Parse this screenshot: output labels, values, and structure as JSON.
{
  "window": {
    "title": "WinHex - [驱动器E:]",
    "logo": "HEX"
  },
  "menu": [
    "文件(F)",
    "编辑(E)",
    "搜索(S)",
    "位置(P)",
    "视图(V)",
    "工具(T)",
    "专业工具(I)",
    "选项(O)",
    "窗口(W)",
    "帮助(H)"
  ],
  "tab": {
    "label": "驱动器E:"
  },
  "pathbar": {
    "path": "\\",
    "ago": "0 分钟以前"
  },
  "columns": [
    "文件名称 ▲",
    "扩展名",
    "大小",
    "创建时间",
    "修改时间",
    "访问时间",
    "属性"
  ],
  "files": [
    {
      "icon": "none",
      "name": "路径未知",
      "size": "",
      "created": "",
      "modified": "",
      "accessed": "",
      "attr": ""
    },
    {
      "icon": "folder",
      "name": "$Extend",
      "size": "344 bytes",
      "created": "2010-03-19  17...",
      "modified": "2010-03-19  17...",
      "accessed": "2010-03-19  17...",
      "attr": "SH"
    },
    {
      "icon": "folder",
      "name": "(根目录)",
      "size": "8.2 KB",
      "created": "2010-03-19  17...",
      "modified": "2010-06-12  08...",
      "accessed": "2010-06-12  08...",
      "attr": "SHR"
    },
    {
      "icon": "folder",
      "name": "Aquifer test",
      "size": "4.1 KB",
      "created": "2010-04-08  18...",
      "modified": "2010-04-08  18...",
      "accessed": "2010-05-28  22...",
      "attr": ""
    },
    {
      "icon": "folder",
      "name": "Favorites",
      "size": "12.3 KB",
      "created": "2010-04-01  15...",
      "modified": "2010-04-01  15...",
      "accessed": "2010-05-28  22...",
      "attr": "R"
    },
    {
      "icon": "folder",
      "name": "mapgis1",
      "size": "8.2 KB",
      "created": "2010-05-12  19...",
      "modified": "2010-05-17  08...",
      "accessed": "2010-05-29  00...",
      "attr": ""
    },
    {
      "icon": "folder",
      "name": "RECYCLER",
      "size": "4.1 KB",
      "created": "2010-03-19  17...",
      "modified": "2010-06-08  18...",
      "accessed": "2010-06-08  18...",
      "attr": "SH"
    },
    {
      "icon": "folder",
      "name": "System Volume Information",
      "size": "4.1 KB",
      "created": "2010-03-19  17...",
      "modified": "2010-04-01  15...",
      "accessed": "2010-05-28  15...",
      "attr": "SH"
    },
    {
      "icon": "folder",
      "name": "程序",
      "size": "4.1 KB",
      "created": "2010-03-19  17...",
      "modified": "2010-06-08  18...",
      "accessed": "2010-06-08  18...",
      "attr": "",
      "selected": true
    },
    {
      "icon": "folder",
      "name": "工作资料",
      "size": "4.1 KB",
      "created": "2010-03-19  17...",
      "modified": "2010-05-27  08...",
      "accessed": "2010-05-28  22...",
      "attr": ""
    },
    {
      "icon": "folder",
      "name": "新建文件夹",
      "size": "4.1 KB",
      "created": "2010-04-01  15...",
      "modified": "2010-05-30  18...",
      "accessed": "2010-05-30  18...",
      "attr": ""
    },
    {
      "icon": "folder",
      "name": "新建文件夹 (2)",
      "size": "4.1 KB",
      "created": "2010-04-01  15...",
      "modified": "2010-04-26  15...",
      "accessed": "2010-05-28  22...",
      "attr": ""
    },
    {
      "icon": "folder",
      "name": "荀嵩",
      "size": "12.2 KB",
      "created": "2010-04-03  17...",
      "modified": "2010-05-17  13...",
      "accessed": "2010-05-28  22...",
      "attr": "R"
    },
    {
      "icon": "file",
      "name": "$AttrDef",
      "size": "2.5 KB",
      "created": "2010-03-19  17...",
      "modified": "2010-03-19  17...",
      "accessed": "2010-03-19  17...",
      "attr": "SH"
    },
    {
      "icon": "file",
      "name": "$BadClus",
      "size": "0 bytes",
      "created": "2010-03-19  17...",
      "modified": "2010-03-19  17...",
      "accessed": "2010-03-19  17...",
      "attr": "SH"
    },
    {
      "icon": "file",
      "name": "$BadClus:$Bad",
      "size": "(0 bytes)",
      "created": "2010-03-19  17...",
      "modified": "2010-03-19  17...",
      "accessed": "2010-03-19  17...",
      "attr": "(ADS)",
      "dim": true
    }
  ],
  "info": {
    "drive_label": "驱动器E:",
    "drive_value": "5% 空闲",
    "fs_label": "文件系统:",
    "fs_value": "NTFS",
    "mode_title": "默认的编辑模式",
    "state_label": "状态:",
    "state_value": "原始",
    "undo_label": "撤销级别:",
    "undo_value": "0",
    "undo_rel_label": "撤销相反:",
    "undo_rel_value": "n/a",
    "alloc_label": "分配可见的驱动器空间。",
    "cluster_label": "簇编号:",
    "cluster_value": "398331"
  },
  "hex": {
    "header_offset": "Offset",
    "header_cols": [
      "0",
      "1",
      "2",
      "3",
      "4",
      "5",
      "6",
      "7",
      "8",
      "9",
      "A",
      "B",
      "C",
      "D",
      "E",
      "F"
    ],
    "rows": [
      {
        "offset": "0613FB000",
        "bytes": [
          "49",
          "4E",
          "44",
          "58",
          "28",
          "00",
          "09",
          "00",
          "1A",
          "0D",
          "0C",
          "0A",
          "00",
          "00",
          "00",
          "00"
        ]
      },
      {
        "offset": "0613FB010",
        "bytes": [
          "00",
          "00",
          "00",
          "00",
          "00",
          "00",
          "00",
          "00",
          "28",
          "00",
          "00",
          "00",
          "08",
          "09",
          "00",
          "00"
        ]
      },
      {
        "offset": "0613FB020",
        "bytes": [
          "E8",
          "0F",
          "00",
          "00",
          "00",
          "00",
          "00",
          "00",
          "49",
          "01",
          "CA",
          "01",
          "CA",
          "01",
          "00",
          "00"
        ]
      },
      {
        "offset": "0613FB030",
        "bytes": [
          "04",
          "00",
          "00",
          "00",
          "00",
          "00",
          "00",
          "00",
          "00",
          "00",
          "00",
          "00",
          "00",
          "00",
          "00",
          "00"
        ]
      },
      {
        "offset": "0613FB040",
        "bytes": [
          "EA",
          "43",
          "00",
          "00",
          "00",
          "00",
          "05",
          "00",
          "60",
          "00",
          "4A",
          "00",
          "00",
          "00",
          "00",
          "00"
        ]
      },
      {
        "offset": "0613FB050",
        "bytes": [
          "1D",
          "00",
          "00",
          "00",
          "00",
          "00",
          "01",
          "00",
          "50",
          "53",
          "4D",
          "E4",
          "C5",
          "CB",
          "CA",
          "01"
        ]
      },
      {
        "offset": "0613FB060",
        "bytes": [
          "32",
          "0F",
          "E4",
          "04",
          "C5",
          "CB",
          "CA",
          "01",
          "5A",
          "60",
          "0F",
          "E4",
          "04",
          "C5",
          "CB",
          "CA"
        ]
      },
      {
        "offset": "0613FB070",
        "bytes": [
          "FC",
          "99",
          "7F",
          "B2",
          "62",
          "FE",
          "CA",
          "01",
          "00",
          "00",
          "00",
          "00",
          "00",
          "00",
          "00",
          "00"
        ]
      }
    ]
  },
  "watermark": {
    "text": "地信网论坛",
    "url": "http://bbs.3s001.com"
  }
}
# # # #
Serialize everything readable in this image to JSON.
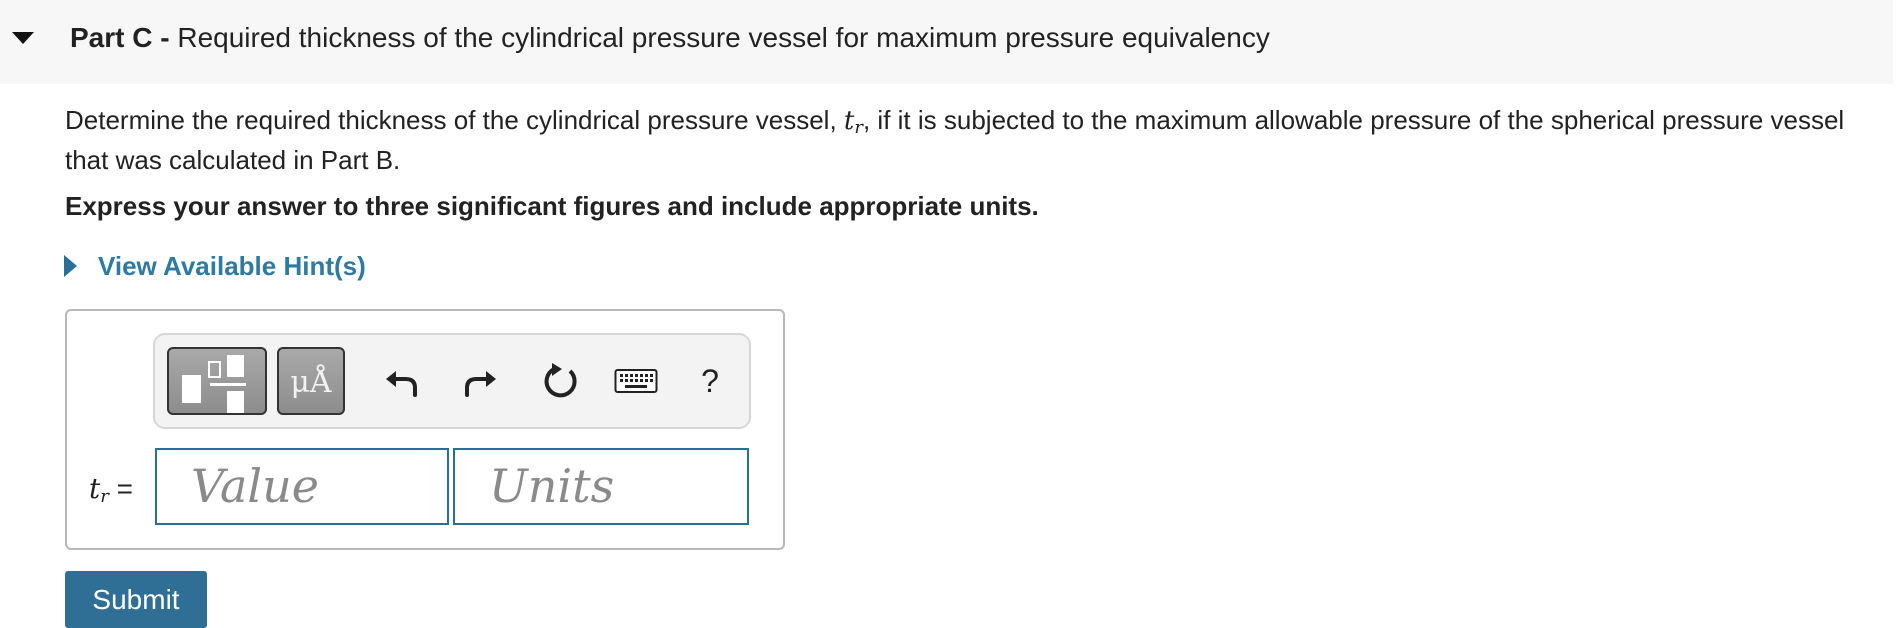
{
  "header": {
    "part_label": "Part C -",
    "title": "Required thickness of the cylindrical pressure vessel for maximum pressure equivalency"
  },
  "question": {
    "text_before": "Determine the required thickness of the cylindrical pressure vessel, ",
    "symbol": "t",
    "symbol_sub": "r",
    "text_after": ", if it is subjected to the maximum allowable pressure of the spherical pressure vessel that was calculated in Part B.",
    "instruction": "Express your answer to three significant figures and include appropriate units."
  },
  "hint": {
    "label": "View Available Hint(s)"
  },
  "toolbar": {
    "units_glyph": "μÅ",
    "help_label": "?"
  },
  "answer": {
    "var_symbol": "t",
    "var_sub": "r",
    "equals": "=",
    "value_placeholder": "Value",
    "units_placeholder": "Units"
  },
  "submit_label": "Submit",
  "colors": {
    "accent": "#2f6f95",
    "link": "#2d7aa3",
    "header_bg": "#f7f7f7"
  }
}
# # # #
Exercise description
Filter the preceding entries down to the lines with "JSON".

Solution for this exercise
Parse this screenshot: output labels, values, and structure as JSON.
Serialize everything readable in this image to JSON.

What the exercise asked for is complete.